Being an expat - in my case, a Brazilian and Latin expat - is having to learn to live with stereotypes. Most people only know what they see in movies and news, and it may not even be their obligation to know everything about all countries. But everyone is surprised that I am blonde (Brazil is a very diverse country) and that my mother language is not Spanish (Brazil was colonized by Portugal, so we speak Portuguese). It's not the end of the world, but I'm offended when someone asks if I live with monkeys. So this is always an opportunity to break stereotypes.

Learning, respecting, and living a culture different from ours is a unique opportunity.

Every day I learn something new. And that makes me fall more and more in love with the expat life. I live with my cell phone in hand using Google Translate, sometimes I take the wrong train, or I order strange food and I regret it, but each experience like this is unique and enriching. Everything is learning.

Recommendations for those thinking about moving countries

If you are thinking of moving to another country, regardless of which one, think first: What stops you?

  • I'm not ready - Nobody is. And that's fine. My tip is to research the vacancies of your dreams, see the requirements, and then start studying them now!
  • My English is not good - Mine wasn't either, and it's still far from perfect. The secret is practice. You will always have the accent of your home country, and this is totally acceptable. What you need is to know how to communicate. So let's start practicing daily! 15 minutes a day and you’ll start to see the difference.
  • I'll miss my family and friends - Now I can't help you. Unfortunately, people who are very close to their families and feel the need to be together often will not have a happy life if they move to another country. I see this very often, and many people end up going back to their home countries.

After that, do you consider yourself ready? Yes? Great! So now I recommend you:

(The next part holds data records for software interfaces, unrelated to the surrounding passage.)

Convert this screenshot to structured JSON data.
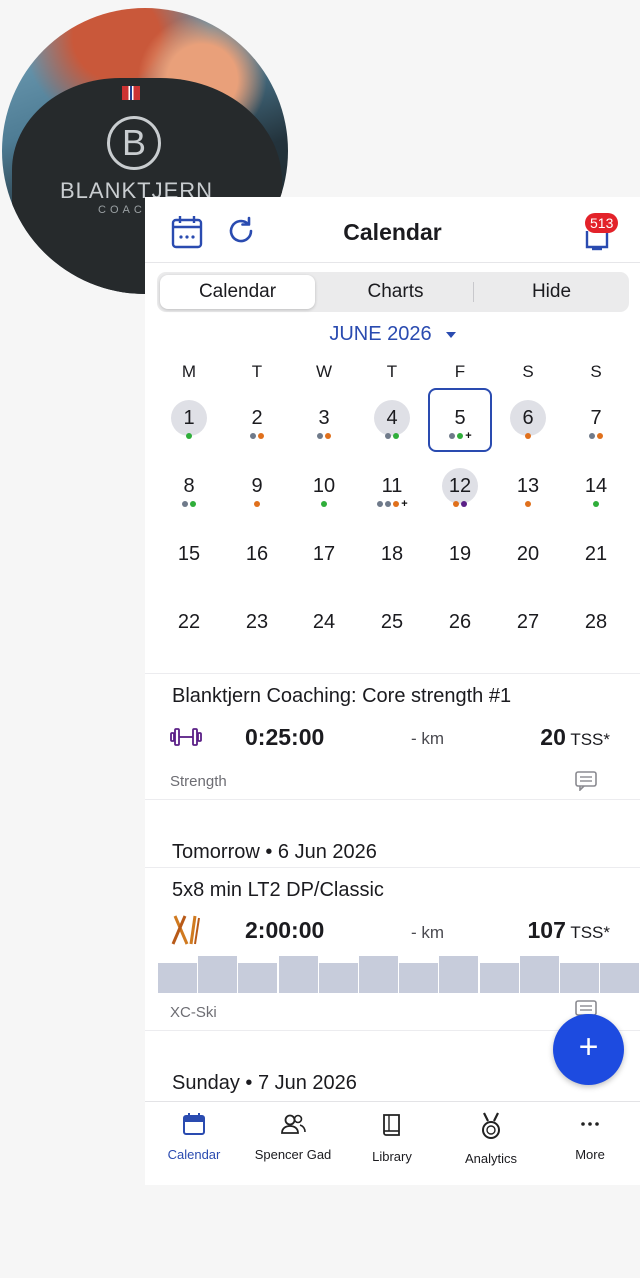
{
  "photo": {
    "brand": "BLANKTJERN",
    "brand_sub": "COACHING",
    "logo_letter": "B"
  },
  "header": {
    "title": "Calendar",
    "notification_count": "513",
    "icons": [
      "calendar-icon",
      "refresh-icon",
      "tray-icon"
    ]
  },
  "segments": [
    {
      "label": "Calendar",
      "active": true
    },
    {
      "label": "Charts",
      "active": false
    },
    {
      "label": "Hide",
      "active": false
    }
  ],
  "month": {
    "label": "JUNE 2026"
  },
  "weekdays": [
    "M",
    "T",
    "W",
    "T",
    "F",
    "S",
    "S"
  ],
  "dot_colors": {
    "gray": "#6f7a8a",
    "green": "#2fae3a",
    "orange": "#e0701c",
    "purple": "#5a1f86"
  },
  "weeks": [
    [
      {
        "d": "1",
        "sel": true,
        "dots": [
          "green"
        ]
      },
      {
        "d": "2",
        "dots": [
          "gray",
          "orange"
        ]
      },
      {
        "d": "3",
        "dots": [
          "gray",
          "orange"
        ]
      },
      {
        "d": "4",
        "sel": true,
        "dots": [
          "gray",
          "green"
        ]
      },
      {
        "d": "5",
        "today": true,
        "dots": [
          "gray",
          "green"
        ],
        "plus": true
      },
      {
        "d": "6",
        "sel": true,
        "dots": [
          "orange"
        ]
      },
      {
        "d": "7",
        "dots": [
          "gray",
          "orange"
        ]
      }
    ],
    [
      {
        "d": "8",
        "dots": [
          "gray",
          "green"
        ]
      },
      {
        "d": "9",
        "dots": [
          "orange"
        ]
      },
      {
        "d": "10",
        "dots": [
          "green"
        ]
      },
      {
        "d": "11",
        "dots": [
          "gray",
          "gray",
          "orange"
        ],
        "plus": true
      },
      {
        "d": "12",
        "sel": true,
        "dots": [
          "orange",
          "purple"
        ]
      },
      {
        "d": "13",
        "dots": [
          "orange"
        ]
      },
      {
        "d": "14",
        "dots": [
          "green"
        ]
      }
    ],
    [
      {
        "d": "15"
      },
      {
        "d": "16"
      },
      {
        "d": "17"
      },
      {
        "d": "18"
      },
      {
        "d": "19"
      },
      {
        "d": "20"
      },
      {
        "d": "21"
      }
    ],
    [
      {
        "d": "22"
      },
      {
        "d": "23"
      },
      {
        "d": "24"
      },
      {
        "d": "25"
      },
      {
        "d": "26"
      },
      {
        "d": "27"
      },
      {
        "d": "28"
      }
    ]
  ],
  "workout1": {
    "title": "Blanktjern Coaching: Core strength #1",
    "duration": "0:25:00",
    "km": "- km",
    "tss_value": "20",
    "tss_unit": "TSS*",
    "type": "Strength"
  },
  "day2_label": "Tomorrow • 6 Jun 2026",
  "workout2": {
    "title": "5x8 min LT2 DP/Classic",
    "duration": "2:00:00",
    "km": "- km",
    "tss_value": "107",
    "tss_unit": "TSS*",
    "type": "XC-Ski",
    "intensity_profile": [
      0.78,
      0.97,
      0.78,
      0.97,
      0.78,
      0.97,
      0.78,
      0.97,
      0.78,
      0.97,
      0.78,
      0.78
    ]
  },
  "day3_label": "Sunday • 7 Jun 2026",
  "fab_label": "+",
  "tabs": [
    {
      "label": "Calendar",
      "icon": "calendar-icon",
      "active": true
    },
    {
      "label": "Spencer Gad",
      "icon": "athletes-icon"
    },
    {
      "label": "Library",
      "icon": "book-icon"
    },
    {
      "label": "Analytics",
      "icon": "medal-icon"
    },
    {
      "label": "More",
      "icon": "more-icon"
    }
  ]
}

  • Find the country that suits you - Research the possible countries very well, everything is relevant for choice (climate, economy, IT market, quality of life, purchasing power, quality of education and health, and more). So put the positives and negatives on a scale, and then see what weighs the most for you.
  • Get ready - Prepare yourself technically, study hard, practice the country's language, invest in a portfolio, and on GitHub. Go training for the interview too, practicing interview challenges is a great way.
  • Save money for the move - Moves are expensive, and even if the company helps you, there will always be things you will have to pay by yourself. And remember that you will only receive your first salary after a month of work. The first month is always the most difficult. The good thing is that it goes quickly.
  • Understand what you will be missing - When my husband and I decided to leave Brazil, we knew that from then on we would miss all the important moments with our family and friends. Until then we only missed graduations, birthdays, and Christmas, but we are aware that we can also miss weddings, births, and funerals. If a loved one dies, we know that we are unable to return to Brazil in time for the funeral, and we have to live with that choice.
  • Find a company that sponsors your visa - If you need a visa, be aware that not all companies are willing to pay for these costs, so it's good to make this clear in the first contact with the company. Here in the Netherlands, many IT companies hire foreigners and sponsor the visa and moving costs, because the market is on the rise and there are more vacancies than qualified people.

It's not an easy decision, nor an easy process, but it's also not impossible.

During my moving process, I had help from many other expats from the Netherlands, I had a lot of questions and was afraid of something going wrong, and they helped me a lot.

So if you are also in need, I'm available to answer your questions. You can write here in the comments or by message on any of my social networks (available at the footer).

Good luck!